Requirement:
Repeat the entries below in full, with every character unchanged.

◆ ◆ ◆ ◆

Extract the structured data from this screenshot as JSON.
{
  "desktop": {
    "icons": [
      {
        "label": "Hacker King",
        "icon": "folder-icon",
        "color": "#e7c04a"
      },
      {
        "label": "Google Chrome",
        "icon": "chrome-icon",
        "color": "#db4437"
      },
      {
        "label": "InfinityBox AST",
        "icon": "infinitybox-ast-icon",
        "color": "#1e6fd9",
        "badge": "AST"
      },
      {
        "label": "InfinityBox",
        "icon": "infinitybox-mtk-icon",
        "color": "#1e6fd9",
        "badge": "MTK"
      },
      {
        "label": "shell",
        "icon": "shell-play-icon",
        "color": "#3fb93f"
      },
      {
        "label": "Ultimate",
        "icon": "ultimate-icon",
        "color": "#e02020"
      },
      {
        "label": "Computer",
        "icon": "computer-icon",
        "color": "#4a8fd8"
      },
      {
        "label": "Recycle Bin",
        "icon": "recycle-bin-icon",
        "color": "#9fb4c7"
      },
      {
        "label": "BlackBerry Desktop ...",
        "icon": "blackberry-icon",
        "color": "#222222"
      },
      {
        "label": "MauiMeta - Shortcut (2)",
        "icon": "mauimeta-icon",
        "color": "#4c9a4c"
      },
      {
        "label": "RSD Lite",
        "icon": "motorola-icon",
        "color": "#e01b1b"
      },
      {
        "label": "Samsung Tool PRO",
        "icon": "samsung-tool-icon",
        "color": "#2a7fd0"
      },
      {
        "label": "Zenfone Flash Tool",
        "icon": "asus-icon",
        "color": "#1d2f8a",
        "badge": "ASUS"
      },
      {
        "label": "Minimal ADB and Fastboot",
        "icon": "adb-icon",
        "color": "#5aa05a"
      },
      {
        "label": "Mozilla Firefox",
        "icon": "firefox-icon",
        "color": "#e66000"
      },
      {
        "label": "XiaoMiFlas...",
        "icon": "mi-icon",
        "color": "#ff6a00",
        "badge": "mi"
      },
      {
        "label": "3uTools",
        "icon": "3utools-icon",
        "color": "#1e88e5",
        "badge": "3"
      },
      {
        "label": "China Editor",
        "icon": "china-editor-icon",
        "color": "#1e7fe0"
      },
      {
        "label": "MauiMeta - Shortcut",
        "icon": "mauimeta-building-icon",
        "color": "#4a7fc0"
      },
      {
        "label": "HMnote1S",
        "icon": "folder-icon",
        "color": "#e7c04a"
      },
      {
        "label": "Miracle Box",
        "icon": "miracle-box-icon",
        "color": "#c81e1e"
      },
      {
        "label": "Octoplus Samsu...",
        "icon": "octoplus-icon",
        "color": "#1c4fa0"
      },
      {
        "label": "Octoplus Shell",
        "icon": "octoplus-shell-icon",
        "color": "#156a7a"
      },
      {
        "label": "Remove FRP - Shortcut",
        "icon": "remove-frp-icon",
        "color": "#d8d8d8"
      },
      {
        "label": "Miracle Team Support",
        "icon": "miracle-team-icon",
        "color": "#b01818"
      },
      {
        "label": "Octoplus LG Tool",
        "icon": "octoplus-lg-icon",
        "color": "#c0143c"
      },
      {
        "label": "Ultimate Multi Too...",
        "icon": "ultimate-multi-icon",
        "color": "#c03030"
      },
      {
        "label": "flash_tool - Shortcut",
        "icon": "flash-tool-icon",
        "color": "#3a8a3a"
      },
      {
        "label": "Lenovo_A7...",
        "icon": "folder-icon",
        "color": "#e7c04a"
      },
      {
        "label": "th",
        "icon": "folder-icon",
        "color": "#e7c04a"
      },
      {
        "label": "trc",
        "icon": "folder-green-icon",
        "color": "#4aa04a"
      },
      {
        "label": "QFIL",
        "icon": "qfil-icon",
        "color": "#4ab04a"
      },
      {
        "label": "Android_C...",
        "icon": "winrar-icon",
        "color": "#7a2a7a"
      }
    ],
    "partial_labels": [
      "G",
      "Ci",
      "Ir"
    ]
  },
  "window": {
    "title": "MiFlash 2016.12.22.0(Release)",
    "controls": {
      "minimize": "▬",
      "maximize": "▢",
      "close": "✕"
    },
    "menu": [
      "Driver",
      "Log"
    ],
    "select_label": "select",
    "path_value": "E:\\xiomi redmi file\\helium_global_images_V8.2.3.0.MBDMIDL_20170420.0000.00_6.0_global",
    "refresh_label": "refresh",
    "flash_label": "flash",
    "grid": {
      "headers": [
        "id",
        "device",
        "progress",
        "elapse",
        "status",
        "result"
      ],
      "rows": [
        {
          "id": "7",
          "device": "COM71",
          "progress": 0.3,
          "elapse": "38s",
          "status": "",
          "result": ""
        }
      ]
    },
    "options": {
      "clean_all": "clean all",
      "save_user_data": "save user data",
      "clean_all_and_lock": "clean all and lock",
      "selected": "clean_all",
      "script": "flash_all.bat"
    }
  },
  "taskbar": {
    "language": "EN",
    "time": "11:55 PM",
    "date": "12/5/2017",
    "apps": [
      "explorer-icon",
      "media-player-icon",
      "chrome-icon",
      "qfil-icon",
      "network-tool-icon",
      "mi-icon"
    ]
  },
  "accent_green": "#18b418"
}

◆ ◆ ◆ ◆

Response below:
Extract the structured data from this screenshot as JSON.
{
  "desktop": {
    "icons": [
      {
        "label": "Hacker King",
        "icon": "folder-icon",
        "color": "#e7c04a"
      },
      {
        "label": "Google Chrome",
        "icon": "chrome-icon",
        "color": "#db4437"
      },
      {
        "label": "InfinityBox AST",
        "icon": "infinitybox-ast-icon",
        "color": "#1e6fd9",
        "badge": "AST"
      },
      {
        "label": "InfinityBox",
        "icon": "infinitybox-mtk-icon",
        "color": "#1e6fd9",
        "badge": "MTK"
      },
      {
        "label": "shell",
        "icon": "shell-play-icon",
        "color": "#3fb93f"
      },
      {
        "label": "Ultimate",
        "icon": "ultimate-icon",
        "color": "#e02020"
      },
      {
        "label": "Computer",
        "icon": "computer-icon",
        "color": "#4a8fd8"
      },
      {
        "label": "Recycle Bin",
        "icon": "recycle-bin-icon",
        "color": "#9fb4c7"
      },
      {
        "label": "BlackBerry Desktop ...",
        "icon": "blackberry-icon",
        "color": "#222222"
      },
      {
        "label": "MauiMeta - Shortcut (2)",
        "icon": "mauimeta-icon",
        "color": "#4c9a4c"
      },
      {
        "label": "RSD Lite",
        "icon": "motorola-icon",
        "color": "#e01b1b"
      },
      {
        "label": "Samsung Tool PRO",
        "icon": "samsung-tool-icon",
        "color": "#2a7fd0"
      },
      {
        "label": "Zenfone Flash Tool",
        "icon": "asus-icon",
        "color": "#1d2f8a",
        "badge": "ASUS"
      },
      {
        "label": "Minimal ADB and Fastboot",
        "icon": "adb-icon",
        "color": "#5aa05a"
      },
      {
        "label": "Mozilla Firefox",
        "icon": "firefox-icon",
        "color": "#e66000"
      },
      {
        "label": "XiaoMiFlas...",
        "icon": "mi-icon",
        "color": "#ff6a00",
        "badge": "mi"
      },
      {
        "label": "3uTools",
        "icon": "3utools-icon",
        "color": "#1e88e5",
        "badge": "3"
      },
      {
        "label": "China Editor",
        "icon": "china-editor-icon",
        "color": "#1e7fe0"
      },
      {
        "label": "MauiMeta - Shortcut",
        "icon": "mauimeta-building-icon",
        "color": "#4a7fc0"
      },
      {
        "label": "HMnote1S",
        "icon": "folder-icon",
        "color": "#e7c04a"
      },
      {
        "label": "Miracle Box",
        "icon": "miracle-box-icon",
        "color": "#c81e1e"
      },
      {
        "label": "Octoplus Samsu...",
        "icon": "octoplus-icon",
        "color": "#1c4fa0"
      },
      {
        "label": "Octoplus Shell",
        "icon": "octoplus-shell-icon",
        "color": "#156a7a"
      },
      {
        "label": "Remove FRP - Shortcut",
        "icon": "remove-frp-icon",
        "color": "#d8d8d8"
      },
      {
        "label": "Miracle Team Support",
        "icon": "miracle-team-icon",
        "color": "#b01818"
      },
      {
        "label": "Octoplus LG Tool",
        "icon": "octoplus-lg-icon",
        "color": "#c0143c"
      },
      {
        "label": "Ultimate Multi Too...",
        "icon": "ultimate-multi-icon",
        "color": "#c03030"
      },
      {
        "label": "flash_tool - Shortcut",
        "icon": "flash-tool-icon",
        "color": "#3a8a3a"
      },
      {
        "label": "Lenovo_A7...",
        "icon": "folder-icon",
        "color": "#e7c04a"
      },
      {
        "label": "th",
        "icon": "folder-icon",
        "color": "#e7c04a"
      },
      {
        "label": "trc",
        "icon": "folder-green-icon",
        "color": "#4aa04a"
      },
      {
        "label": "QFIL",
        "icon": "qfil-icon",
        "color": "#4ab04a"
      },
      {
        "label": "Android_C...",
        "icon": "winrar-icon",
        "color": "#7a2a7a"
      }
    ],
    "partial_labels": [
      "G",
      "Ci",
      "Ir"
    ]
  },
  "window": {
    "title": "MiFlash 2016.12.22.0(Release)",
    "controls": {
      "minimize": "▬",
      "maximize": "▢",
      "close": "✕"
    },
    "menu": [
      "Driver",
      "Log"
    ],
    "select_label": "select",
    "path_value": "E:\\xiomi redmi file\\helium_global_images_V8.2.3.0.MBDMIDL_20170420.0000.00_6.0_global",
    "refresh_label": "refresh",
    "flash_label": "flash",
    "grid": {
      "headers": [
        "id",
        "device",
        "progress",
        "elapse",
        "status",
        "result"
      ],
      "rows": [
        {
          "id": "7",
          "device": "COM71",
          "progress": 0.3,
          "elapse": "38s",
          "status": "",
          "result": ""
        }
      ]
    },
    "options": {
      "clean_all": "clean all",
      "save_user_data": "save user data",
      "clean_all_and_lock": "clean all and lock",
      "selected": "clean_all",
      "script": "flash_all.bat"
    }
  },
  "taskbar": {
    "language": "EN",
    "time": "11:55 PM",
    "date": "12/5/2017",
    "apps": [
      "explorer-icon",
      "media-player-icon",
      "chrome-icon",
      "qfil-icon",
      "network-tool-icon",
      "mi-icon"
    ]
  },
  "accent_green": "#18b418"
}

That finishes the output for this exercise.